Background: Depression is common in patients with inflammatory bowel disease (IBD) but the pathway is not well understood. We examined whether the locus of susceptibility to colitis in mice with depression-like behavior (DLB) resides with the macrophage and implicates the vagus nerve.
Methods: Chronic colitis mimicking ulcerative colitis (UC) was induced by dextran sulfate sodium administered to C57BL/6-mice. Depression was induced by intracerebroventricular infusion of reserpine in healthy or vagotomized mice treated with antidepressant desmethylimipramine (DMI). Colitis was assessed macroscopically, histologically, and by C-reactive protein measurement in serum and by cytokines in colonic samples. Cytokine release was measured on macrophages isolated from these models. Naive macrophage colony-stimulating factor-deficient mice (op/op) were injected with peritoneal macrophages obtained from the different groups and acute colitis was induced.
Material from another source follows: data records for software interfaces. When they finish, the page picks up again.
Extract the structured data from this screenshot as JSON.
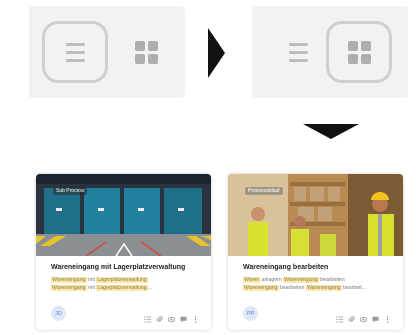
{
  "toggle_before": {
    "list_active": true,
    "list_icon": "list-icon",
    "grid_icon": "grid-icon"
  },
  "toggle_after": {
    "grid_active": true,
    "list_icon": "list-icon",
    "grid_icon": "grid-icon"
  },
  "arrows": {
    "right": "arrow-right-icon",
    "down": "arrow-down-icon"
  },
  "cards": [
    {
      "badge": "Sub Process",
      "title": "Wareneingang mit Lagerplatzverwaltung",
      "desc_lines": [
        [
          {
            "t": "Wareneingang",
            "h": true
          },
          {
            "t": " mit ",
            "h": false
          },
          {
            "t": "Lagerplatzverwaltung",
            "h": true
          }
        ],
        [
          {
            "t": "Wareneingang",
            "h": true
          },
          {
            "t": " mit ",
            "h": false
          },
          {
            "t": "Lagerplatzverwaltung",
            "h": true
          },
          {
            "t": "...",
            "h": false
          }
        ]
      ],
      "avatar": "JD"
    },
    {
      "badge": "Prozessablauf",
      "title": "Wareneingang bearbeiten",
      "desc_lines": [
        [
          {
            "t": "Waren",
            "h": true
          },
          {
            "t": " anlagern ",
            "h": false
          },
          {
            "t": "Wareneingang",
            "h": true
          },
          {
            "t": " bearbeiten",
            "h": false
          }
        ],
        [
          {
            "t": "Wareneingang",
            "h": true
          },
          {
            "t": " bearbeiten ",
            "h": false
          },
          {
            "t": "Wareneingang",
            "h": true
          },
          {
            "t": " bearbeit...",
            "h": false
          }
        ]
      ],
      "avatar": "PP"
    }
  ],
  "card_actions": [
    "checklist-icon",
    "paperclip-icon",
    "eye-icon",
    "comment-icon",
    "more-vertical-icon"
  ]
}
Results: Vagotomy reactivated inflammation in mice with chronic colitis. DLB reactivated colitis and this was prevented by DMI only in mice with intact vagi. Macrophages isolated from vagotomized or DLB-mice showed a selective increase of proinflammatory cytokine release and this was not seen in macrophages isolated from DLB-DMI-treated mice; moreover, vagotomy abolished this beneficial effect. In op/op, adoptive transfer of macrophages from non-DLB mice significantly increased the inflammatory markers. These parameters were significantly increased when transferred with macrophages isolated from DLB or VXP mice. Op/op mice that received macrophages from DLB-DMI-treated mice showed a significant decrease of all parameters and vagotomy abolished this effect.
Conclusions: These data identify the critical role of macrophage in linking depression and susceptibility to intestinal inflammation via the vagus nerve. The results provide a basis for developing new approaches to the management of UC patients with coexisting depression by rebalancing cytokine production by the cell.
Copyright © 2011 Crohn's & Colitis Foundation of America, Inc.